Requirement. Among the entries below, find each line with "catalog" and show it.
= Beginning of Section =
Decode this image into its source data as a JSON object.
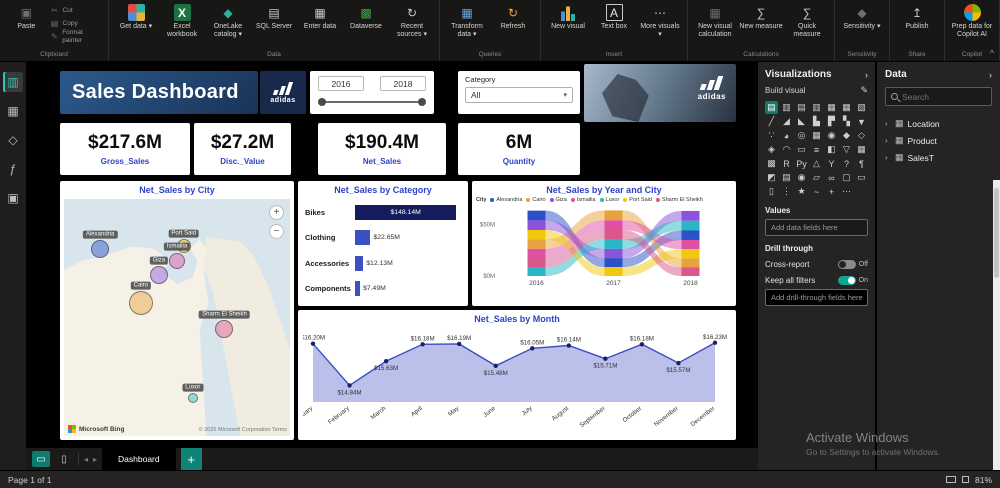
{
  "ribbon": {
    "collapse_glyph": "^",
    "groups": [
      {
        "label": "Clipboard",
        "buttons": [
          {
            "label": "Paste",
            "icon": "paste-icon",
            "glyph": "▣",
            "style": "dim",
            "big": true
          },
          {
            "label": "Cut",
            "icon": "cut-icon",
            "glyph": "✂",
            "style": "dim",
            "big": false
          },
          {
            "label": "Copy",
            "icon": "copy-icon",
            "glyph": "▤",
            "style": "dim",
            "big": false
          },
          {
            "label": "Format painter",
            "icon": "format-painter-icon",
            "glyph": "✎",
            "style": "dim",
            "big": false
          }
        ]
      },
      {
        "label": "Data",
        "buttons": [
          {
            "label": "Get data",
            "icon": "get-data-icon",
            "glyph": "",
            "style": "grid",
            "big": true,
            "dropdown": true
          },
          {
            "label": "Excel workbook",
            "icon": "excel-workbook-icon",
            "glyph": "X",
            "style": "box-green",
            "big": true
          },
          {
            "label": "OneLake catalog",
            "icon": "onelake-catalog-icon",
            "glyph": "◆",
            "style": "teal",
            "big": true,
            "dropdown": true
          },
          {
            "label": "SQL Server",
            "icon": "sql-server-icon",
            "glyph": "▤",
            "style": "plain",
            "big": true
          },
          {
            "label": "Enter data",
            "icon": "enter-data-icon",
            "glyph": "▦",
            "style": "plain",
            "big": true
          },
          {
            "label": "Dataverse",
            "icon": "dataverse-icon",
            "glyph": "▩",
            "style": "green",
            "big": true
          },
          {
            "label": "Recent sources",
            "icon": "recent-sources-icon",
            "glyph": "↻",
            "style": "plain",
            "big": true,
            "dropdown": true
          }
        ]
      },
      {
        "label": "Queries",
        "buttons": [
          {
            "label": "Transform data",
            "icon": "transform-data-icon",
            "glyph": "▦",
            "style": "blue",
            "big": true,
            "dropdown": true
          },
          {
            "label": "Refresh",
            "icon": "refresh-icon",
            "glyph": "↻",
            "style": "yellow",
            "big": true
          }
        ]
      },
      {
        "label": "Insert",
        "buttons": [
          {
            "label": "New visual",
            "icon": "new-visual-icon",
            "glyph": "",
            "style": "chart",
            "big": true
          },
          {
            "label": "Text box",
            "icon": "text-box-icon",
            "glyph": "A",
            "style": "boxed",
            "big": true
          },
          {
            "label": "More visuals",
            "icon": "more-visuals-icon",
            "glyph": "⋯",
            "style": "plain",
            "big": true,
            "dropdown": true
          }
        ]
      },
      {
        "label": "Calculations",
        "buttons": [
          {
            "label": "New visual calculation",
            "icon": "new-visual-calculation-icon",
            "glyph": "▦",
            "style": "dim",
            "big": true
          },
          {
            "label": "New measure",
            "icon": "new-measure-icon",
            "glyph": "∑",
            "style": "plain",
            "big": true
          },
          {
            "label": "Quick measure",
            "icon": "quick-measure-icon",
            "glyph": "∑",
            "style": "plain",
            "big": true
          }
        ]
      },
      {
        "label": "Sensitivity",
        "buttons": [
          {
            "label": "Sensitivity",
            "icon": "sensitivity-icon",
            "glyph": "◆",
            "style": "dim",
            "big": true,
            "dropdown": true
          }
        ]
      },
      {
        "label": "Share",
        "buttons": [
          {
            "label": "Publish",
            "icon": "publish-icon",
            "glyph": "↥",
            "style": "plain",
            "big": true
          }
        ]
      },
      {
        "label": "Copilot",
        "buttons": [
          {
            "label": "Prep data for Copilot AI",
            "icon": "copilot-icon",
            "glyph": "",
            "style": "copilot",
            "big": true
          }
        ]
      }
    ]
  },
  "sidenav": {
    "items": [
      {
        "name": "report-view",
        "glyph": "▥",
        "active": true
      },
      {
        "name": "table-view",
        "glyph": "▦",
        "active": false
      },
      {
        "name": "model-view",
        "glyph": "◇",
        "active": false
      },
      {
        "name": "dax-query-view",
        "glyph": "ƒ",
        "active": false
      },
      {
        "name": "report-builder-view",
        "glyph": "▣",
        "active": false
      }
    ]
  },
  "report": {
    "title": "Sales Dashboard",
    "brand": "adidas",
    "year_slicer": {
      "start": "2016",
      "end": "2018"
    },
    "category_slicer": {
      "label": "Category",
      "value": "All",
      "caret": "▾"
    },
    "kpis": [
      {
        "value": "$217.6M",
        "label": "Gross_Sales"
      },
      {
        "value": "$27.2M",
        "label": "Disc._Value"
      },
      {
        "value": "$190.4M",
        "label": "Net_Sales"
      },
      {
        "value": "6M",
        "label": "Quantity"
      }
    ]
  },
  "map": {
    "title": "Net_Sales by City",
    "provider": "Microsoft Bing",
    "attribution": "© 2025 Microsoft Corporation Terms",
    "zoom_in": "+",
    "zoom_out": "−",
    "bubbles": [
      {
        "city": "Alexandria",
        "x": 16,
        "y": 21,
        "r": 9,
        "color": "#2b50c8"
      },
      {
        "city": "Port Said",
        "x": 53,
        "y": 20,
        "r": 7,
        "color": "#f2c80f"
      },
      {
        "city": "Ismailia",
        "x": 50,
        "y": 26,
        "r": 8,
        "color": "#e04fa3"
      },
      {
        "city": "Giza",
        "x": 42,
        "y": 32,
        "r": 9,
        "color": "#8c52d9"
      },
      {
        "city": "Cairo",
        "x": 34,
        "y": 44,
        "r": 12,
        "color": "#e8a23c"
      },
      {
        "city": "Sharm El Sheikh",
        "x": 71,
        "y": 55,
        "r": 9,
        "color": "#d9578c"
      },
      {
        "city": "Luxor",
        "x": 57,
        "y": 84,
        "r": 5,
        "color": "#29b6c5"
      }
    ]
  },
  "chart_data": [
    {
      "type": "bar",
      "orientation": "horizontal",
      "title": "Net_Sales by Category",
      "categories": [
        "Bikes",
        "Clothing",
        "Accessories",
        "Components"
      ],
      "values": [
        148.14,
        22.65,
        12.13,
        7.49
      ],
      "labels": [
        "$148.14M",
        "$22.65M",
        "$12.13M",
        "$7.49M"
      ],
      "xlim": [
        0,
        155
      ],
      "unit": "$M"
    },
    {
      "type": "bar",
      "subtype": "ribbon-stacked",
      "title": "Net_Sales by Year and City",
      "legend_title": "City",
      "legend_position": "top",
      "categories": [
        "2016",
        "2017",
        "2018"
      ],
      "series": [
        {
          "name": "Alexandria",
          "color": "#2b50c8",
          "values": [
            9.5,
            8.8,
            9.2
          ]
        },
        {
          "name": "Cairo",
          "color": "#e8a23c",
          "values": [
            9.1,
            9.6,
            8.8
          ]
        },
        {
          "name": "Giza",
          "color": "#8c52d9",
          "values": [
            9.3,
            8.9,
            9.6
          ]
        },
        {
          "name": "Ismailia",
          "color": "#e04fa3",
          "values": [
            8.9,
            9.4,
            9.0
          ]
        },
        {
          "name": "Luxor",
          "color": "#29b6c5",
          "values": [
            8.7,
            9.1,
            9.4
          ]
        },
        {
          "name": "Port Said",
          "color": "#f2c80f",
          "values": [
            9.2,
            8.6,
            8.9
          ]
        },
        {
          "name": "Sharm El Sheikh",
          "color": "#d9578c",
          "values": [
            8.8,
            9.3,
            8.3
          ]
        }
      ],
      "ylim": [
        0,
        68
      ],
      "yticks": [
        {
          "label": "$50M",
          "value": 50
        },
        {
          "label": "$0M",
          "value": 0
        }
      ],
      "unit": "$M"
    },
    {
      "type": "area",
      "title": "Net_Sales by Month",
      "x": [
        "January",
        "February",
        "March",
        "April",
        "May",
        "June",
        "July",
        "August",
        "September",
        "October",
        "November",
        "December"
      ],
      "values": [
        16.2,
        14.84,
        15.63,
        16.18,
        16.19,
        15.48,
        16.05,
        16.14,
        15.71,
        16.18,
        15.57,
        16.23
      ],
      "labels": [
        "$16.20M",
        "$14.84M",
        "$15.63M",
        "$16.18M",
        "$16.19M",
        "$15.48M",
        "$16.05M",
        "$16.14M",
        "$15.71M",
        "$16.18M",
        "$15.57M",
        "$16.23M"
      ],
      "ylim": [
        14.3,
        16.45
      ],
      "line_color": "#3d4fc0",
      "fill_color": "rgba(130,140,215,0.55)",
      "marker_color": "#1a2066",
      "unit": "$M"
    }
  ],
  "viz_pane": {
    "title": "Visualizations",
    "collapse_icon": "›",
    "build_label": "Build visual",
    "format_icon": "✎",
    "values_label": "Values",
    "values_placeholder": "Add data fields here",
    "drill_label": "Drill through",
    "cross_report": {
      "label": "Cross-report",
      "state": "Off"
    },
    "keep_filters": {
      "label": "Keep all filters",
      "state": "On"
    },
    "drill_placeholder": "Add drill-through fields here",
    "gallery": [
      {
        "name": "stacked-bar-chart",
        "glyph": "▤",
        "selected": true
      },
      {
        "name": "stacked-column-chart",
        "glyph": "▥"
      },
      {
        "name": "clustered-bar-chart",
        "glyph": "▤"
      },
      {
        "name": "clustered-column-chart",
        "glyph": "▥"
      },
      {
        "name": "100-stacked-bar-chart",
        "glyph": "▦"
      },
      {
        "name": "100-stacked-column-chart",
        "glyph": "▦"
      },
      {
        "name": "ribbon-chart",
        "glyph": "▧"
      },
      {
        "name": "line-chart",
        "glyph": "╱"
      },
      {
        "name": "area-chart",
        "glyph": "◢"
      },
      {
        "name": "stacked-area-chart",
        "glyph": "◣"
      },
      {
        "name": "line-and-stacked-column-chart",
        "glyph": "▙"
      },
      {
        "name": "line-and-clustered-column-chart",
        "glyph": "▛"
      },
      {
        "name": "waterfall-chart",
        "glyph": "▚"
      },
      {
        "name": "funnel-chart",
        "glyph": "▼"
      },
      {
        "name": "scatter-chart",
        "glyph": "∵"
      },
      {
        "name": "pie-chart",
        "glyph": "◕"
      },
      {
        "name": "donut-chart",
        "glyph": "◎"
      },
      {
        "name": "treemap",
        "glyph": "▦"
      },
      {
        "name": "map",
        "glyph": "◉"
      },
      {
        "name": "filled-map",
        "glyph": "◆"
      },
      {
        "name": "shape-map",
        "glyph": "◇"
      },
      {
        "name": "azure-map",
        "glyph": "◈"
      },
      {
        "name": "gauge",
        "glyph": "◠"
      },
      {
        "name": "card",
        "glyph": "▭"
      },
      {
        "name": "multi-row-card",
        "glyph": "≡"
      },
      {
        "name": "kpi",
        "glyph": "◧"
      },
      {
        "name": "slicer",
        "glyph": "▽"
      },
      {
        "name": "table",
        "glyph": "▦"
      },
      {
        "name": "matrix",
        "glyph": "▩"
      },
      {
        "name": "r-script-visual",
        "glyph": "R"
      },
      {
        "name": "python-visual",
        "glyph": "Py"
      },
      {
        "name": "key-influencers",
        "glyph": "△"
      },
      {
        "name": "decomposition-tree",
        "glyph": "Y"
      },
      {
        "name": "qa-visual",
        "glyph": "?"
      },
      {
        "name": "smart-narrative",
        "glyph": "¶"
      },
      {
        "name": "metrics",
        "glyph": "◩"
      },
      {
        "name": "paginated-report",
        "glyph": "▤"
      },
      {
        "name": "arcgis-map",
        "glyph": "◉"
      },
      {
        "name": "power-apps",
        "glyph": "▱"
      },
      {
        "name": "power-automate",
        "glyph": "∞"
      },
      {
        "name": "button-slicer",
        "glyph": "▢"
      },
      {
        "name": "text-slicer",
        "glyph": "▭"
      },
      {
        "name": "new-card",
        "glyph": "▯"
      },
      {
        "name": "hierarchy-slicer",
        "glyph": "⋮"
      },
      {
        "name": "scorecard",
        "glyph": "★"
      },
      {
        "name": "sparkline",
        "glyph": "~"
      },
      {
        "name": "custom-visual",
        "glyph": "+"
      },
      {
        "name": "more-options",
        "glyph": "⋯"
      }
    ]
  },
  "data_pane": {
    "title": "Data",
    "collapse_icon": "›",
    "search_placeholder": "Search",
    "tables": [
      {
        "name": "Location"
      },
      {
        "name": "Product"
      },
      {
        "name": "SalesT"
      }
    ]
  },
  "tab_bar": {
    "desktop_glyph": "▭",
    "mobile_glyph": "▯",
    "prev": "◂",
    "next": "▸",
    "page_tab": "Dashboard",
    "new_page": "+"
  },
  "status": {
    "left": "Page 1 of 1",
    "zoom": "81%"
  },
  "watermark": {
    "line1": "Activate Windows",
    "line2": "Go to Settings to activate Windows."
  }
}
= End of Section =
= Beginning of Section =
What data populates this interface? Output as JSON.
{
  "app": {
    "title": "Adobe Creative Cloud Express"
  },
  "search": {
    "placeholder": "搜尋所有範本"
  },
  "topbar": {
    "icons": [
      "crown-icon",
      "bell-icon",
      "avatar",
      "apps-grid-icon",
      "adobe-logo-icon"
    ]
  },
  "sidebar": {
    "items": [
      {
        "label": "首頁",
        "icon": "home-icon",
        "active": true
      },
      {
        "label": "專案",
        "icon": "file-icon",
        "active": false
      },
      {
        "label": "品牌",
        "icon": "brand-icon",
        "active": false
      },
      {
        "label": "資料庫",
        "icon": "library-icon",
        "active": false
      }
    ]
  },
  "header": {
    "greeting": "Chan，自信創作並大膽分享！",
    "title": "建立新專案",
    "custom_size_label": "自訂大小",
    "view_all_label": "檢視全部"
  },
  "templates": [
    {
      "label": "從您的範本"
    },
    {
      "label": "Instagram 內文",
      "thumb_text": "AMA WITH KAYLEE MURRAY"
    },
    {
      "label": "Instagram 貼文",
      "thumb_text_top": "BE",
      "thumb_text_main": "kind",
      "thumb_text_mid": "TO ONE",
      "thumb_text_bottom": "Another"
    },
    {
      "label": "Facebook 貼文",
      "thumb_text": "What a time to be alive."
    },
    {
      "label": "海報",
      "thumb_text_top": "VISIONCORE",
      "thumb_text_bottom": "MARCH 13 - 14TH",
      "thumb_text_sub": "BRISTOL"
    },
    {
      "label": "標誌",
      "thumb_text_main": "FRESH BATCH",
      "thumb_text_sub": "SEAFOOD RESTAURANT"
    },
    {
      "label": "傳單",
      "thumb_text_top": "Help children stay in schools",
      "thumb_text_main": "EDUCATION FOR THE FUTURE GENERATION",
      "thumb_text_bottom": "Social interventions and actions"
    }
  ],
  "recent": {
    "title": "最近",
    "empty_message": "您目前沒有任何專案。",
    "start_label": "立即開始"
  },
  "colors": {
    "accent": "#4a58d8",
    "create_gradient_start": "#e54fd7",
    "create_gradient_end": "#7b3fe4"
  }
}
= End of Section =
Response area.
            "label": "OneLake catalog",
            "icon": "onelake-catalog-icon",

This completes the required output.